No Escape

It’s so easy to forget when you’re looking at pictures that they are probably not a true representation. Especially with all the scrolling that we do.

Being made feel inferior by a little grid is something a lot of teens are struggling with. Anorexia, bulimia and body dysmorphia cases are on the rise in Ireland. It’s estimated that 400 new cases of eating disorders emerge each year, representing 80 deaths annually. 

Being hard on yourself is horrible, but being hard on yourself for a way that you could never look is so upsetting and debilitating. It’s hard to escape these false images when they are so rampant on social media. Not everyone is perfect the whole time. But you have influencers pushing foundation promising perfect skin, promoting weight-loss tea and flaunting a “perfect” figure when they’re Facetuning themselves into oblivion in the photos.

We’ve Had Enough

Influencers just need to stop photoshopping. End of story. We don’t want excuses or justifications.

It’s false advertising and it’s illegal to be promoting products that don’t give the results that you say they do. They are also contributing to the current body image crisis that is continuing to grow each year in Ireland. 

It’s not good enough for Influencers to essentially play dumb when they are called out on serious issues like this. Just like any job you have responsibility to inform yourself and know what you can and can’t do.

Influencers need to stop with the self-importance and realise that their actions have consequences. Photoshopping themselves is having a detrimental effect on vulnerable and impersonal young people in this country. According to Bodywhys up to 200,000 people in Ireland may be affected by eating disorders in some way.

If Influencers are photoshopping themselves they’re obviously not happy in themselves either. It’s beyond ridiculous that they can’t then take the time to understand how they’re actions are effecting others. Most of these Influencers are grown women and the market that they are “influencing” are teenage girls who already have enough pressure and doubts to deal with.

 What Needs To Change

Let’s be clear, this issue does not only affect Irish Influencers, but it feels like in such a small and increasingly overcrowded industry here some have taken it too far. 

Let’s be honest, we’d probably be the first to complain when influencers share everything about their lives.
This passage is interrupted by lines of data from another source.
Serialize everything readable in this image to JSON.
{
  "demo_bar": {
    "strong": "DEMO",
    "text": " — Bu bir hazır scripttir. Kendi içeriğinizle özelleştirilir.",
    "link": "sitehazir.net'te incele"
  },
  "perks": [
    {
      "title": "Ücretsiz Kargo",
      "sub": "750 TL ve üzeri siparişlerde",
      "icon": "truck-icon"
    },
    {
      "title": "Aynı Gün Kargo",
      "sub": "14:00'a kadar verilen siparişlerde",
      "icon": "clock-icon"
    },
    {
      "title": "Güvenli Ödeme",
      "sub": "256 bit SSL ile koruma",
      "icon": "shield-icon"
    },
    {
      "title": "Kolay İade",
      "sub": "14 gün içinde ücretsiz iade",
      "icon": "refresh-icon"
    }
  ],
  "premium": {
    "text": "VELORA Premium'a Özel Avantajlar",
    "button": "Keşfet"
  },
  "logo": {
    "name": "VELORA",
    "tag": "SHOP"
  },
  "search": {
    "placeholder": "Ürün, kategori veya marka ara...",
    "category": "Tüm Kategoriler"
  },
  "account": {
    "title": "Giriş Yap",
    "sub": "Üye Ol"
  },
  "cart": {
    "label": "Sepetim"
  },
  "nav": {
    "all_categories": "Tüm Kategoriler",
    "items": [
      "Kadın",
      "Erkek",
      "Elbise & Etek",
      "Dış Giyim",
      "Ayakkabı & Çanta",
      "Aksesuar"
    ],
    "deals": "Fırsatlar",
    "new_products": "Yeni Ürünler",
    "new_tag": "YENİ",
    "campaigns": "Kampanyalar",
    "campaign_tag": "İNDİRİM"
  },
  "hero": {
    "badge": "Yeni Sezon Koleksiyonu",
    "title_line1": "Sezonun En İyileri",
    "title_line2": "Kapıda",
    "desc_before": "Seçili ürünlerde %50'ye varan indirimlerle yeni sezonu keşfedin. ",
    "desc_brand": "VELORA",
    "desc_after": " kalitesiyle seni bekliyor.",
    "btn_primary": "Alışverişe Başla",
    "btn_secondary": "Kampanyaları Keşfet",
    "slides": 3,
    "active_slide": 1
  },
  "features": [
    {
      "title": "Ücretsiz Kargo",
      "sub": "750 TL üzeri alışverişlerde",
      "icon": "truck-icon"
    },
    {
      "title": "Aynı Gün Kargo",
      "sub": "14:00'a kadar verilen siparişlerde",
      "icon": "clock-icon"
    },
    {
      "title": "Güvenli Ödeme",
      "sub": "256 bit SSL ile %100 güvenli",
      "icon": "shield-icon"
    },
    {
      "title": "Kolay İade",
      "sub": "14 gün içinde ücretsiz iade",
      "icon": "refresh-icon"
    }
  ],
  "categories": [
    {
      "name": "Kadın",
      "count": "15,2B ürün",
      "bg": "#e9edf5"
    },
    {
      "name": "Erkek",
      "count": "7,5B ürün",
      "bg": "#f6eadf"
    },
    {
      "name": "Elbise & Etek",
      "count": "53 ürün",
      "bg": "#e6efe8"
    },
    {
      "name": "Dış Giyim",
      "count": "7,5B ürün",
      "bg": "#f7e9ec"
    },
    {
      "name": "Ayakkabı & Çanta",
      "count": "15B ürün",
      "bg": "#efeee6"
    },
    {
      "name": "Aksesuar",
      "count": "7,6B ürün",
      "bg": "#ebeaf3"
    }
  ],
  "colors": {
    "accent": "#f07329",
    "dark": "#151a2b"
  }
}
There is definitely a struggle to produce content, but also to be relatable and real. But it is their job and responsibility to present their content and therefore themselves in a balanced way just like media and magazines must. There’s no point saying you weren’t told of your obligations. Influencers need to start being held to the same account as traditional media and disclaiming if they are altering their images. But we honestly don’t see why “good” content has to go with photoshopping like some Influencers are claiming. You can have amazing pictures without turning yourself in to a Barbie.

We would just like to see a bit more honesty and consideration from Influencers. Whether they like it or not they are role-models and figures of inspiration to thousands of followers and they need to start being accountable and recognise the responsibilities that go along with their job that they signed up to willingly. Relatability, honesty and ‘real-ness’ are all incredibly valuable attributes. 

What You Can Do

Question what you’re seeing. Love yourself. Be thankful. Speak out. Unfollow. Get help if you need it. Talk with your friends. Don’t believe everything you see and read. Be aware of the dangers of social media. What does matter is that you never, ever, let an app make you feel like less of a person or as though you are inferior. You are enough. 


Let us know your thoughts on the issue of Influencers Photoshopping.


If this affected you in any way or if you have anything that’s worrying you please get in touch with Bodywhys on  LoCall 1890 200 444, or visit their website

Image: Beth Sandland


Missy is an online magazine for teen girls in Ireland.